» Goal of the exercise: The records below should be copied in full, exactly as shown.

» Data extract:

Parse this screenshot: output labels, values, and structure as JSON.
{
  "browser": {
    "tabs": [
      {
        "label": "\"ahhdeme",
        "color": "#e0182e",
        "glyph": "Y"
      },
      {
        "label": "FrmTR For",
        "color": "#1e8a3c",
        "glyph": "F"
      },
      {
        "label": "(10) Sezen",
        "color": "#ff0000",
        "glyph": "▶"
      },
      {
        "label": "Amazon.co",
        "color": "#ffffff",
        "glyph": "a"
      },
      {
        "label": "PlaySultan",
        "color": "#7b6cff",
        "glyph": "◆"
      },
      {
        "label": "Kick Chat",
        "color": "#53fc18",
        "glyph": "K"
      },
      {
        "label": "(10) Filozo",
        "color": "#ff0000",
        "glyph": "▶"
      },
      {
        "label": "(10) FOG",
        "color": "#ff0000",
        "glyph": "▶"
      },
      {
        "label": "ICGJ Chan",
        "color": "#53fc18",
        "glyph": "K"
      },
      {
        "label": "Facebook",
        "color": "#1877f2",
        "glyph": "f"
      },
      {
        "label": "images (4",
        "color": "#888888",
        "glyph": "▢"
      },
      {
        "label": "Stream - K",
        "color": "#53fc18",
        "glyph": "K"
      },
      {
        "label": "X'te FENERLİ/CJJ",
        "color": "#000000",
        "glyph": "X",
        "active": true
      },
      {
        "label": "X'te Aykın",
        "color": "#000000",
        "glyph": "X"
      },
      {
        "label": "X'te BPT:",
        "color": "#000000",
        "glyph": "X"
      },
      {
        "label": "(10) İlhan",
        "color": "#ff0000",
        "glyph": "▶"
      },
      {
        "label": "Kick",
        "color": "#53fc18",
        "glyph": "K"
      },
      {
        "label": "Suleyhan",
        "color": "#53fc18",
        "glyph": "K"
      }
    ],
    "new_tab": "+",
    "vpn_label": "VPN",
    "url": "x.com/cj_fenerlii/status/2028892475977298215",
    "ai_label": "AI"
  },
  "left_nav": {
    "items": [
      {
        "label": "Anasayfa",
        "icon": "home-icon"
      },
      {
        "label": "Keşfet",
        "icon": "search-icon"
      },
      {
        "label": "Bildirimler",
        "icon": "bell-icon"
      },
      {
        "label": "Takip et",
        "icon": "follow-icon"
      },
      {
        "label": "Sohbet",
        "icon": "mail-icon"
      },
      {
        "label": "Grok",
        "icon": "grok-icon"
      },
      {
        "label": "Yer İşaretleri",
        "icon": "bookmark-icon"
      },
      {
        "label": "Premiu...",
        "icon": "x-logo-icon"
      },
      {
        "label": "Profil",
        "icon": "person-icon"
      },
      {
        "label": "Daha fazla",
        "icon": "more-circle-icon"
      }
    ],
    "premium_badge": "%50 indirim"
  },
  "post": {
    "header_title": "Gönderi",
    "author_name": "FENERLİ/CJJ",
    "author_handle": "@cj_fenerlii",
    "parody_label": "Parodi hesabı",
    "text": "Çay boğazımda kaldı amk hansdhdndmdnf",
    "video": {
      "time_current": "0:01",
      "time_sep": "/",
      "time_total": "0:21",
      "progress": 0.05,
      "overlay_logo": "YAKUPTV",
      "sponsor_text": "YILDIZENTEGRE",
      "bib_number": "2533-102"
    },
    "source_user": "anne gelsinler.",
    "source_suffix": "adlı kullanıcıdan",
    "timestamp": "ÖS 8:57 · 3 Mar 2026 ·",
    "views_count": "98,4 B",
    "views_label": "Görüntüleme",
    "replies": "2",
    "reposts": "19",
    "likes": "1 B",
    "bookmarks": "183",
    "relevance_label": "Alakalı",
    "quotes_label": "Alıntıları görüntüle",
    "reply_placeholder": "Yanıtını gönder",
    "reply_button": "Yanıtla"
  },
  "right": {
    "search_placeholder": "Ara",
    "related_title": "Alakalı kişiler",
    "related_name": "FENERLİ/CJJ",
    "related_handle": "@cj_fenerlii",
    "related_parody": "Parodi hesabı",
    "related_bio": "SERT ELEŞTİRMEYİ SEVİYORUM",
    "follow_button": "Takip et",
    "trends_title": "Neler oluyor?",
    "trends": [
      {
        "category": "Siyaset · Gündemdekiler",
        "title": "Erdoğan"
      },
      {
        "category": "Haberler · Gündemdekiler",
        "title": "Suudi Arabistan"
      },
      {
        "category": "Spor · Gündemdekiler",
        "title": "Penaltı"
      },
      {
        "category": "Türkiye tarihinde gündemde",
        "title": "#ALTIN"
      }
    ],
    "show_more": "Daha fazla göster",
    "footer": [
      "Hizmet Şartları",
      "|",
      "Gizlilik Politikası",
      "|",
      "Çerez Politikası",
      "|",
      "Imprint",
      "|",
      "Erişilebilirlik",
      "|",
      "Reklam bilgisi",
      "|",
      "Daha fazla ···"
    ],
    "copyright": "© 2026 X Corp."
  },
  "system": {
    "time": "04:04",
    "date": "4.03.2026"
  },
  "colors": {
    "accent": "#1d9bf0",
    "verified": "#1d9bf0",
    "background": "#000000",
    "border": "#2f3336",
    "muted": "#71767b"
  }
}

» Output below:
Parse this screenshot: output labels, values, and structure as JSON.
{
  "browser": {
    "tabs": [
      {
        "label": "\"ahhdeme",
        "color": "#e0182e",
        "glyph": "Y"
      },
      {
        "label": "FrmTR For",
        "color": "#1e8a3c",
        "glyph": "F"
      },
      {
        "label": "(10) Sezen",
        "color": "#ff0000",
        "glyph": "▶"
      },
      {
        "label": "Amazon.co",
        "color": "#ffffff",
        "glyph": "a"
      },
      {
        "label": "PlaySultan",
        "color": "#7b6cff",
        "glyph": "◆"
      },
      {
        "label": "Kick Chat",
        "color": "#53fc18",
        "glyph": "K"
      },
      {
        "label": "(10) Filozo",
        "color": "#ff0000",
        "glyph": "▶"
      },
      {
        "label": "(10) FOG",
        "color": "#ff0000",
        "glyph": "▶"
      },
      {
        "label": "ICGJ Chan",
        "color": "#53fc18",
        "glyph": "K"
      },
      {
        "label": "Facebook",
        "color": "#1877f2",
        "glyph": "f"
      },
      {
        "label": "images (4",
        "color": "#888888",
        "glyph": "▢"
      },
      {
        "label": "Stream - K",
        "color": "#53fc18",
        "glyph": "K"
      },
      {
        "label": "X'te FENERLİ/CJJ",
        "color": "#000000",
        "glyph": "X",
        "active": true
      },
      {
        "label": "X'te Aykın",
        "color": "#000000",
        "glyph": "X"
      },
      {
        "label": "X'te BPT:",
        "color": "#000000",
        "glyph": "X"
      },
      {
        "label": "(10) İlhan",
        "color": "#ff0000",
        "glyph": "▶"
      },
      {
        "label": "Kick",
        "color": "#53fc18",
        "glyph": "K"
      },
      {
        "label": "Suleyhan",
        "color": "#53fc18",
        "glyph": "K"
      }
    ],
    "new_tab": "+",
    "vpn_label": "VPN",
    "url": "x.com/cj_fenerlii/status/2028892475977298215",
    "ai_label": "AI"
  },
  "left_nav": {
    "items": [
      {
        "label": "Anasayfa",
        "icon": "home-icon"
      },
      {
        "label": "Keşfet",
        "icon": "search-icon"
      },
      {
        "label": "Bildirimler",
        "icon": "bell-icon"
      },
      {
        "label": "Takip et",
        "icon": "follow-icon"
      },
      {
        "label": "Sohbet",
        "icon": "mail-icon"
      },
      {
        "label": "Grok",
        "icon": "grok-icon"
      },
      {
        "label": "Yer İşaretleri",
        "icon": "bookmark-icon"
      },
      {
        "label": "Premiu...",
        "icon": "x-logo-icon"
      },
      {
        "label": "Profil",
        "icon": "person-icon"
      },
      {
        "label": "Daha fazla",
        "icon": "more-circle-icon"
      }
    ],
    "premium_badge": "%50 indirim"
  },
  "post": {
    "header_title": "Gönderi",
    "author_name": "FENERLİ/CJJ",
    "author_handle": "@cj_fenerlii",
    "parody_label": "Parodi hesabı",
    "text": "Çay boğazımda kaldı amk hansdhdndmdnf",
    "video": {
      "time_current": "0:01",
      "time_sep": "/",
      "time_total": "0:21",
      "progress": 0.05,
      "overlay_logo": "YAKUPTV",
      "sponsor_text": "YILDIZENTEGRE",
      "bib_number": "2533-102"
    },
    "source_user": "anne gelsinler.",
    "source_suffix": "adlı kullanıcıdan",
    "timestamp": "ÖS 8:57 · 3 Mar 2026 ·",
    "views_count": "98,4 B",
    "views_label": "Görüntüleme",
    "replies": "2",
    "reposts": "19",
    "likes": "1 B",
    "bookmarks": "183",
    "relevance_label": "Alakalı",
    "quotes_label": "Alıntıları görüntüle",
    "reply_placeholder": "Yanıtını gönder",
    "reply_button": "Yanıtla"
  },
  "right": {
    "search_placeholder": "Ara",
    "related_title": "Alakalı kişiler",
    "related_name": "FENERLİ/CJJ",
    "related_handle": "@cj_fenerlii",
    "related_parody": "Parodi hesabı",
    "related_bio": "SERT ELEŞTİRMEYİ SEVİYORUM",
    "follow_button": "Takip et",
    "trends_title": "Neler oluyor?",
    "trends": [
      {
        "category": "Siyaset · Gündemdekiler",
        "title": "Erdoğan"
      },
      {
        "category": "Haberler · Gündemdekiler",
        "title": "Suudi Arabistan"
      },
      {
        "category": "Spor · Gündemdekiler",
        "title": "Penaltı"
      },
      {
        "category": "Türkiye tarihinde gündemde",
        "title": "#ALTIN"
      }
    ],
    "show_more": "Daha fazla göster",
    "footer": [
      "Hizmet Şartları",
      "|",
      "Gizlilik Politikası",
      "|",
      "Çerez Politikası",
      "|",
      "Imprint",
      "|",
      "Erişilebilirlik",
      "|",
      "Reklam bilgisi",
      "|",
      "Daha fazla ···"
    ],
    "copyright": "© 2026 X Corp."
  },
  "system": {
    "time": "04:04",
    "date": "4.03.2026"
  },
  "colors": {
    "accent": "#1d9bf0",
    "verified": "#1d9bf0",
    "background": "#000000",
    "border": "#2f3336",
    "muted": "#71767b"
  }
}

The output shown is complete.